I would be curious whether there is a conservation program that would do more help to address the impact of the DoD on the atmosphere than changing the energy source. In being better stewards of the resources at their disposal, the DoD would provide the taxpayers and the citizens of the world a better outcome. How much can be trimmed? The answer of that question would really fascinate me.
MDLB, I appreciate the opportunity to consider your very thoughtful post on something I had never heard about until last week. Props to you for finding such an obscure but entirely relevant topic for this assignment. Bravo.
Would increased rainwater really require more preparation from PotashCorp. Judging by the aerial photo above, it looks like there is plenty of room for additional tailing ponds that could be used to manage a surplus of additional rainwater that may result from climate change. I agree with your assessment that the strategy should be to inject water into the potash mine as rapidly as possible without causing damage to the resource but it seems like water handling capacity would reduce the need to change operations on account of the changing climate.

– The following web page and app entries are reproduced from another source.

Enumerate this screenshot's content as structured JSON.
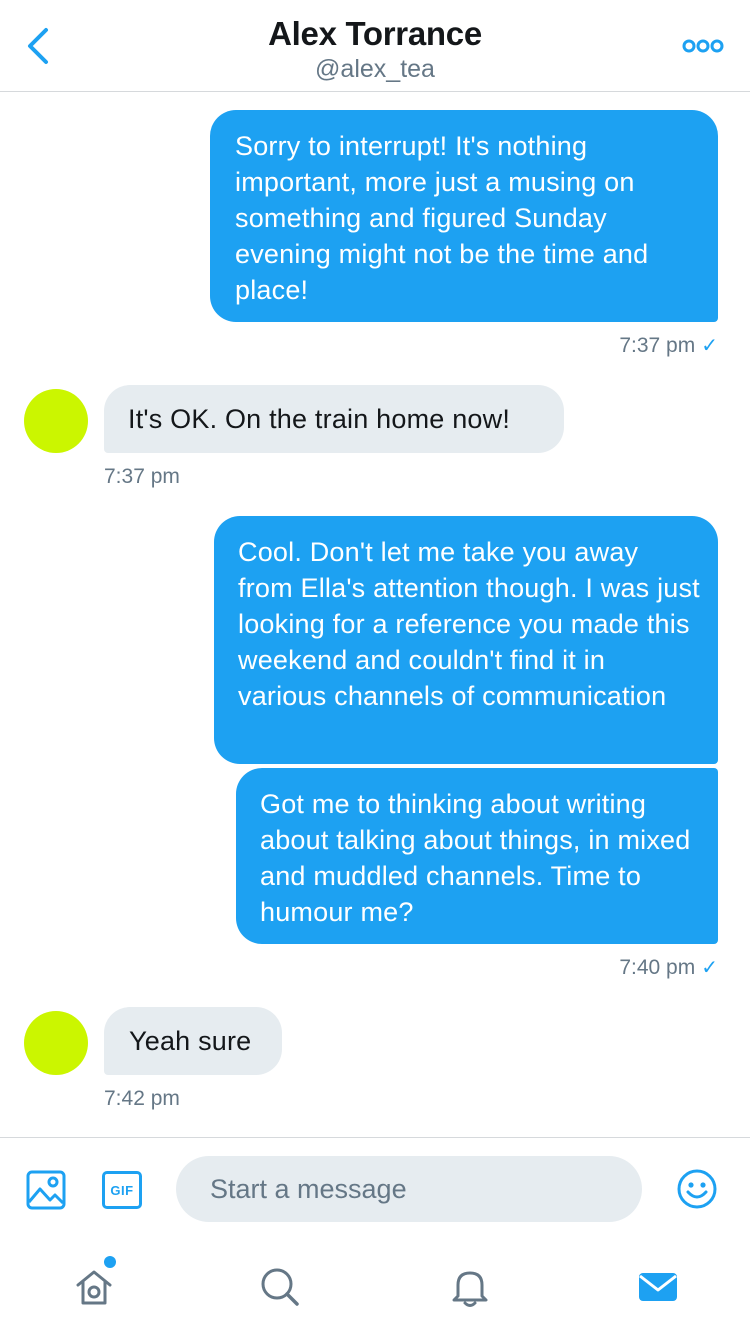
{
  "header": {
    "name": "Alex Torrance",
    "handle": "@alex_tea",
    "back_icon": "chevron-left-icon",
    "more_icon": "more-icon"
  },
  "messages": [
    {
      "direction": "outgoing",
      "text": "Sorry to interrupt! It's nothing important, more just a musing on something and figured Sunday evening might not be the time and place!"
    },
    {
      "direction": "outgoing",
      "timestamp": "7:37 pm",
      "read_receipt": "✓"
    },
    {
      "direction": "incoming",
      "text": "It's OK. On the train home now!",
      "timestamp": "7:37 pm"
    },
    {
      "direction": "outgoing",
      "text": "Cool. Don't let me take you away from Ella's attention though. I was just looking for a reference you made this weekend and couldn't find it in various channels of communication"
    },
    {
      "direction": "outgoing",
      "text": "Got me to thinking about writing about talking about things, in mixed and muddled channels. Time to humour me?"
    },
    {
      "direction": "outgoing",
      "timestamp": "7:40 pm",
      "read_receipt": "✓"
    },
    {
      "direction": "incoming",
      "text": "Yeah sure",
      "timestamp": "7:42 pm"
    }
  ],
  "composer": {
    "placeholder": "Start a message",
    "image_icon": "image-icon",
    "gif_label": "GIF",
    "emoji_icon": "emoji-icon"
  },
  "tabbar": {
    "items": [
      "home-icon",
      "search-icon",
      "notifications-icon",
      "messages-icon"
    ],
    "active": "messages-icon",
    "home_has_notification_dot": true
  },
  "colors": {
    "accent": "#1da1f2",
    "incoming_bubble": "#e6ecf0",
    "avatar": "#cbf600",
    "secondary_text": "#657786"
  }
}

To me, the important question is at what point does a resort make the decision that the impact of climate change is conflicting with the long-term viability of the resort as a business?
A few other questions that come to mind: What are the primary operating costs of a resort and how many snow days are required to cover those costs? Is there a way other than moving lifts for a resort to stay solvent? How can a resort monetize its offseason?
The good thing about climate change, as compared to global warming, is that it opens up the possibility that our planet could cool as a result of manmade factors. So 50% chance that all this stuff we’re putting into the air is actually a boom for ski resorts. How do you feel about taking those odds?
Considering the insurance industry is well accomplished to assess all the risks impacting an asset prior to issuing insurance, I would think that the market be pricing in climate change risk. For those who may think that the threat is too new or too uncertain for insurers to act, there are plenty of climate models that capture the essence of the perceived climate risks the world is facing — enough, at least, to regulate global policy. I would offer that with this information in hand, the insurance companies are already pricing in the risks of climate change and that the market has deemed that risk to be low in the near term.
One common misconception in the automobile industry is that electric vehicles result in lower emissions: the majority of the electricity generate in the United States is created through the combustion of fossil fuels (https://www.eia.gov/tools/faqs/faq.cfm?id=427&t=3). With this in mind, the concept of self-driving cars can really change the equation regarding vehicle design because one of the primary purposes of the heavy steel cage we drive around in is safety. If we can reduce the design and material required to meet the government’s safety standards, much less metal will be required and the amount of fuel required to energize our vehicles will be reduced substantially. Big fan of reducing consumption through technological innovation.
It is curious that the thing that I would think Nike has the most control over – waste – doesn’t have an explicit initiative dedicated to it. By changing the mix of their product, with the intent manufacturing a more biodegradable product, they could materially improve their global waste footprint.
Also, I would be curious as to whether Nike is committed enough to the cause of sustainability to charge a premium on each of their sneakers to offset their manufacturing footprint. I am sure that a company with the historical success of Nike would have already reduced waste throughout their procurement, manufacturing, and distribution models in order to maximize profits so any further commitment to sustainability would like have to come with an additional cost or fee charged to the customer.